__To do__.
Write down every entry below once more, exactly.

__Entries from a dataset of interfaces__.

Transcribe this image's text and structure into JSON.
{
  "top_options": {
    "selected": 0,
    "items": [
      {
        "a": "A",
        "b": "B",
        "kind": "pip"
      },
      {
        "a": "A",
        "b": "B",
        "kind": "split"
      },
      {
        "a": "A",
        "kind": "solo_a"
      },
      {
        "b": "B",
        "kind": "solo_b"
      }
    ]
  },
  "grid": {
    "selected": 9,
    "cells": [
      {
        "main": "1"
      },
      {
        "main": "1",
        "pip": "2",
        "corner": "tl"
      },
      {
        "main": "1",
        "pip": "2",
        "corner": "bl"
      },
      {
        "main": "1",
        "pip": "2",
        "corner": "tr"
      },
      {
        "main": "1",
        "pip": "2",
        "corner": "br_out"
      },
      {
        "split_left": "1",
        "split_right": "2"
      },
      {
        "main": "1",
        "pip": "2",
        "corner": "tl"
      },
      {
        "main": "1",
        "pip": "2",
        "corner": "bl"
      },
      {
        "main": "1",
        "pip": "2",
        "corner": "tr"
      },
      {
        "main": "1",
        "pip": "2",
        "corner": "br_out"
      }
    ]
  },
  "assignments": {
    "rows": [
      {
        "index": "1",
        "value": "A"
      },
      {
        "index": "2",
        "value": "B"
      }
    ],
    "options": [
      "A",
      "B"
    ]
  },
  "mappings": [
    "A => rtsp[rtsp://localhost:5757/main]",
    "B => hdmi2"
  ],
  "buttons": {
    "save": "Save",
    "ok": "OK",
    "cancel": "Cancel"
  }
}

__Your response__.
Transcribe this image's text and structure into JSON.
{
  "top_options": {
    "selected": 0,
    "items": [
      {
        "a": "A",
        "b": "B",
        "kind": "pip"
      },
      {
        "a": "A",
        "b": "B",
        "kind": "split"
      },
      {
        "a": "A",
        "kind": "solo_a"
      },
      {
        "b": "B",
        "kind": "solo_b"
      }
    ]
  },
  "grid": {
    "selected": 9,
    "cells": [
      {
        "main": "1"
      },
      {
        "main": "1",
        "pip": "2",
        "corner": "tl"
      },
      {
        "main": "1",
        "pip": "2",
        "corner": "bl"
      },
      {
        "main": "1",
        "pip": "2",
        "corner": "tr"
      },
      {
        "main": "1",
        "pip": "2",
        "corner": "br_out"
      },
      {
        "split_left": "1",
        "split_right": "2"
      },
      {
        "main": "1",
        "pip": "2",
        "corner": "tl"
      },
      {
        "main": "1",
        "pip": "2",
        "corner": "bl"
      },
      {
        "main": "1",
        "pip": "2",
        "corner": "tr"
      },
      {
        "main": "1",
        "pip": "2",
        "corner": "br_out"
      }
    ]
  },
  "assignments": {
    "rows": [
      {
        "index": "1",
        "value": "A"
      },
      {
        "index": "2",
        "value": "B"
      }
    ],
    "options": [
      "A",
      "B"
    ]
  },
  "mappings": [
    "A => rtsp[rtsp://localhost:5757/main]",
    "B => hdmi2"
  ],
  "buttons": {
    "save": "Save",
    "ok": "OK",
    "cancel": "Cancel"
  }
}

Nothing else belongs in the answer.